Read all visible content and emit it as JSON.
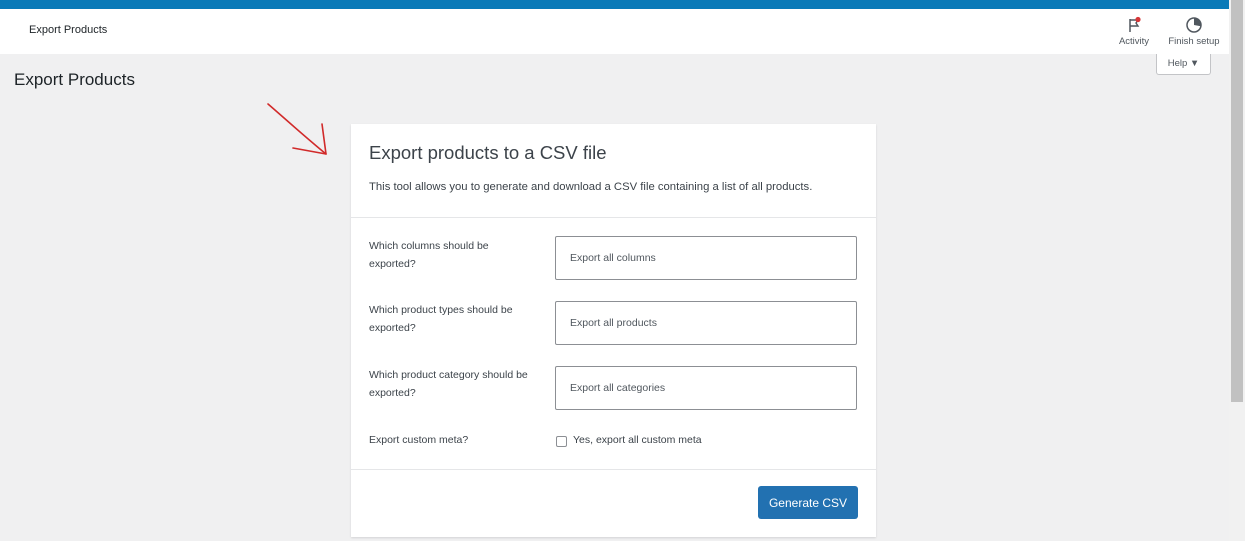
{
  "header": {
    "title": "Export Products",
    "activity_label": "Activity",
    "activity_icon": "flag-icon",
    "finish_setup_label": "Finish setup",
    "finish_setup_icon": "progress-circle-icon",
    "help_label": "Help ▼",
    "accent_color": "#0a7ab8"
  },
  "page": {
    "title": "Export Products"
  },
  "card": {
    "title": "Export products to a CSV file",
    "description": "This tool allows you to generate and download a CSV file containing a list of all products.",
    "fields": [
      {
        "label": "Which columns should be exported?",
        "value": "Export all columns"
      },
      {
        "label": "Which product types should be exported?",
        "value": "Export all products"
      },
      {
        "label": "Which product category should be exported?",
        "value": "Export all categories"
      }
    ],
    "custom_meta": {
      "label": "Export custom meta?",
      "checkbox_label": "Yes, export all custom meta",
      "checked": false
    },
    "submit_label": "Generate CSV",
    "button_color": "#2271b1"
  }
}
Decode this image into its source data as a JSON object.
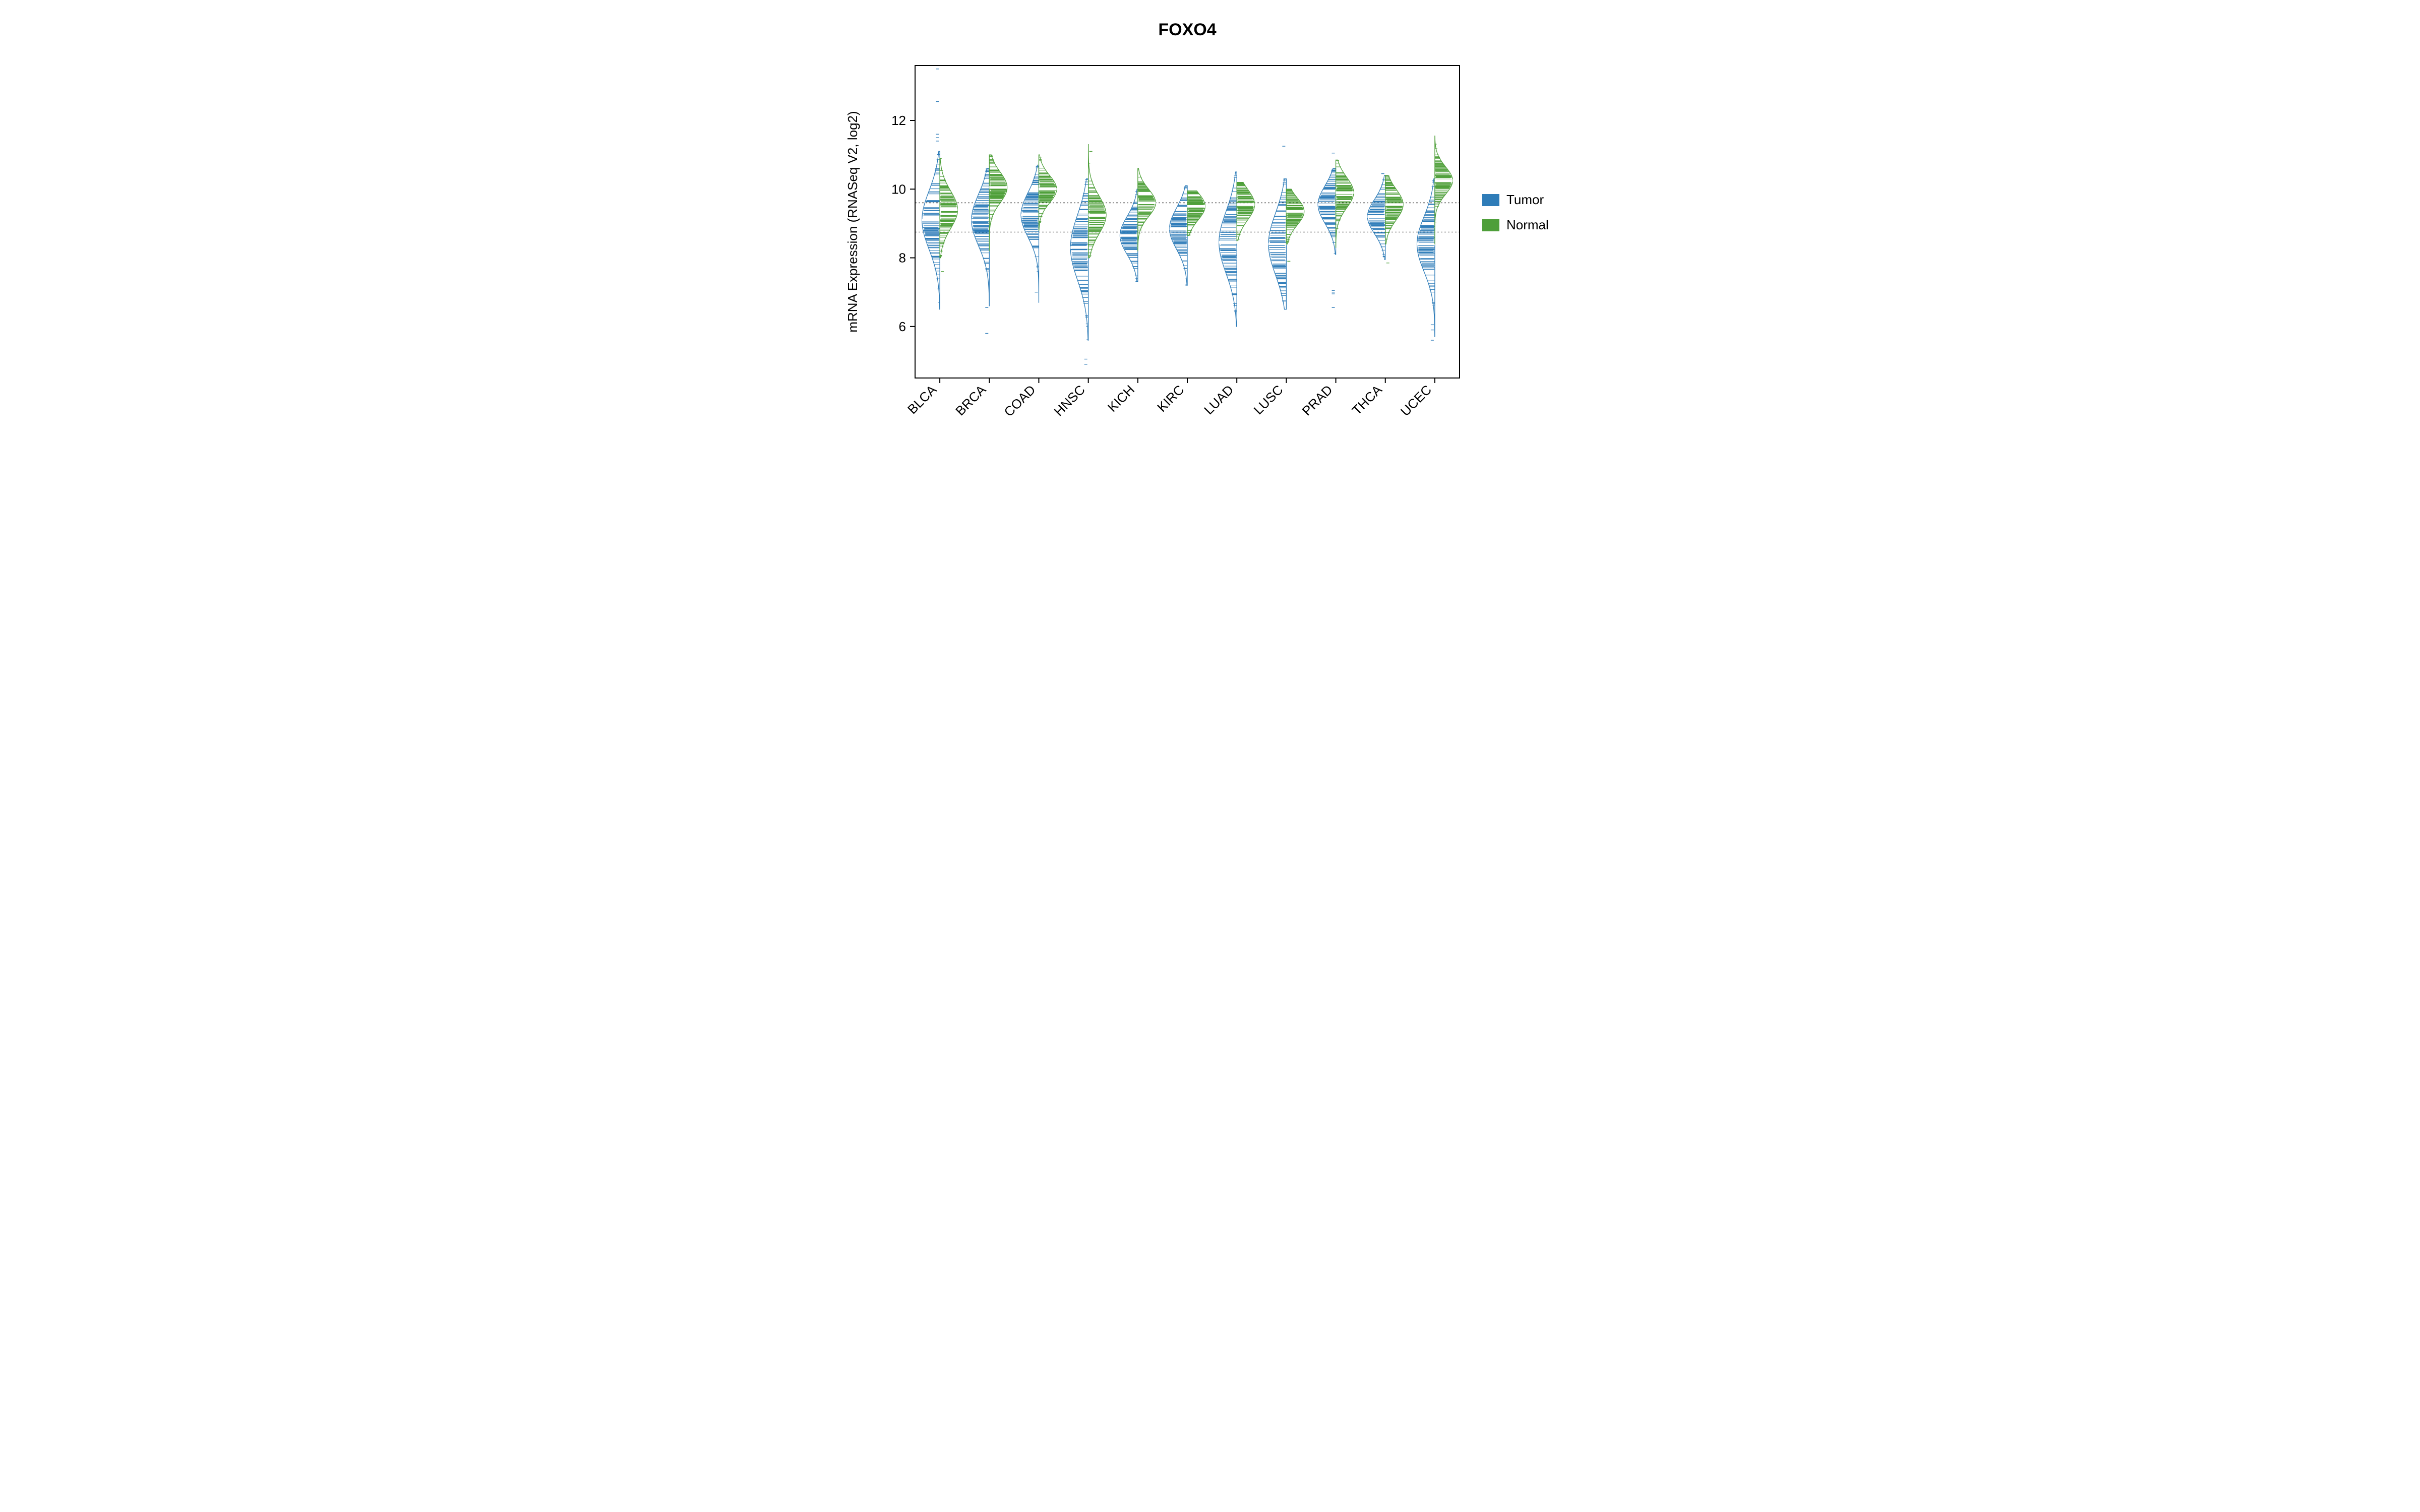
{
  "chart_data": {
    "type": "beanplot",
    "title": "FOXO4",
    "ylabel": "mRNA Expression (RNASeq V2, log2)",
    "xlabel": "",
    "ylim": [
      4.5,
      13.6
    ],
    "yticks": [
      6,
      8,
      10,
      12
    ],
    "ref_lines": [
      8.75,
      9.6
    ],
    "categories": [
      "BLCA",
      "BRCA",
      "COAD",
      "HNSC",
      "KICH",
      "KIRC",
      "LUAD",
      "LUSC",
      "PRAD",
      "THCA",
      "UCEC"
    ],
    "series": [
      {
        "name": "Tumor",
        "color": "#2E7CB8",
        "side": "left",
        "medians": [
          9.1,
          9.1,
          9.25,
          8.3,
          8.65,
          8.85,
          8.45,
          8.4,
          9.55,
          9.2,
          8.4
        ]
      },
      {
        "name": "Normal",
        "color": "#4E9F39",
        "side": "right",
        "medians": [
          9.4,
          10.05,
          10.0,
          9.25,
          9.6,
          9.5,
          9.55,
          9.35,
          9.9,
          9.55,
          10.25
        ]
      }
    ],
    "tumor_dist": [
      {
        "mean": 9.1,
        "sd": 0.85,
        "lo": 6.5,
        "hi": 11.1,
        "outliers": [
          13.5,
          12.55,
          11.5,
          11.4,
          11.6
        ]
      },
      {
        "mean": 9.1,
        "sd": 0.75,
        "lo": 6.6,
        "hi": 10.6,
        "outliers": [
          5.8,
          6.55
        ]
      },
      {
        "mean": 9.25,
        "sd": 0.65,
        "lo": 6.7,
        "hi": 10.7,
        "outliers": [
          7.0
        ]
      },
      {
        "mean": 8.3,
        "sd": 0.95,
        "lo": 5.6,
        "hi": 10.3,
        "outliers": [
          4.9,
          5.05
        ]
      },
      {
        "mean": 8.65,
        "sd": 0.55,
        "lo": 7.3,
        "hi": 10.0,
        "outliers": []
      },
      {
        "mean": 8.85,
        "sd": 0.6,
        "lo": 7.2,
        "hi": 10.1,
        "outliers": []
      },
      {
        "mean": 8.45,
        "sd": 0.9,
        "lo": 6.0,
        "hi": 10.5,
        "outliers": []
      },
      {
        "mean": 8.4,
        "sd": 0.9,
        "lo": 6.5,
        "hi": 10.3,
        "outliers": [
          11.25
        ]
      },
      {
        "mean": 9.55,
        "sd": 0.55,
        "lo": 8.1,
        "hi": 10.6,
        "outliers": [
          6.95,
          7.0,
          7.05,
          6.55,
          11.05
        ]
      },
      {
        "mean": 9.2,
        "sd": 0.5,
        "lo": 7.95,
        "hi": 10.4,
        "outliers": [
          10.45
        ]
      },
      {
        "mean": 8.4,
        "sd": 0.8,
        "lo": 5.7,
        "hi": 10.3,
        "outliers": [
          5.6,
          5.9,
          6.05
        ]
      }
    ],
    "normal_dist": [
      {
        "mean": 9.4,
        "sd": 0.55,
        "lo": 8.0,
        "hi": 10.9,
        "outliers": [
          7.6
        ]
      },
      {
        "mean": 10.05,
        "sd": 0.45,
        "lo": 8.2,
        "hi": 11.0,
        "outliers": []
      },
      {
        "mean": 10.0,
        "sd": 0.4,
        "lo": 8.8,
        "hi": 11.0,
        "outliers": []
      },
      {
        "mean": 9.25,
        "sd": 0.55,
        "lo": 8.0,
        "hi": 11.3,
        "outliers": [
          11.1
        ]
      },
      {
        "mean": 9.6,
        "sd": 0.4,
        "lo": 8.2,
        "hi": 10.6,
        "outliers": []
      },
      {
        "mean": 9.5,
        "sd": 0.4,
        "lo": 8.65,
        "hi": 9.95,
        "outliers": []
      },
      {
        "mean": 9.55,
        "sd": 0.45,
        "lo": 8.5,
        "hi": 10.2,
        "outliers": []
      },
      {
        "mean": 9.35,
        "sd": 0.4,
        "lo": 8.4,
        "hi": 10.0,
        "outliers": [
          7.9
        ]
      },
      {
        "mean": 9.9,
        "sd": 0.45,
        "lo": 8.3,
        "hi": 10.85,
        "outliers": []
      },
      {
        "mean": 9.55,
        "sd": 0.45,
        "lo": 8.4,
        "hi": 10.4,
        "outliers": [
          7.85
        ]
      },
      {
        "mean": 10.25,
        "sd": 0.4,
        "lo": 8.4,
        "hi": 11.55,
        "outliers": []
      }
    ]
  },
  "legend": {
    "items": [
      {
        "label": "Tumor",
        "color": "#2E7CB8"
      },
      {
        "label": "Normal",
        "color": "#4E9F39"
      }
    ]
  }
}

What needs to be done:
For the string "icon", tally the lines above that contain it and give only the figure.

Response to this exercise:
2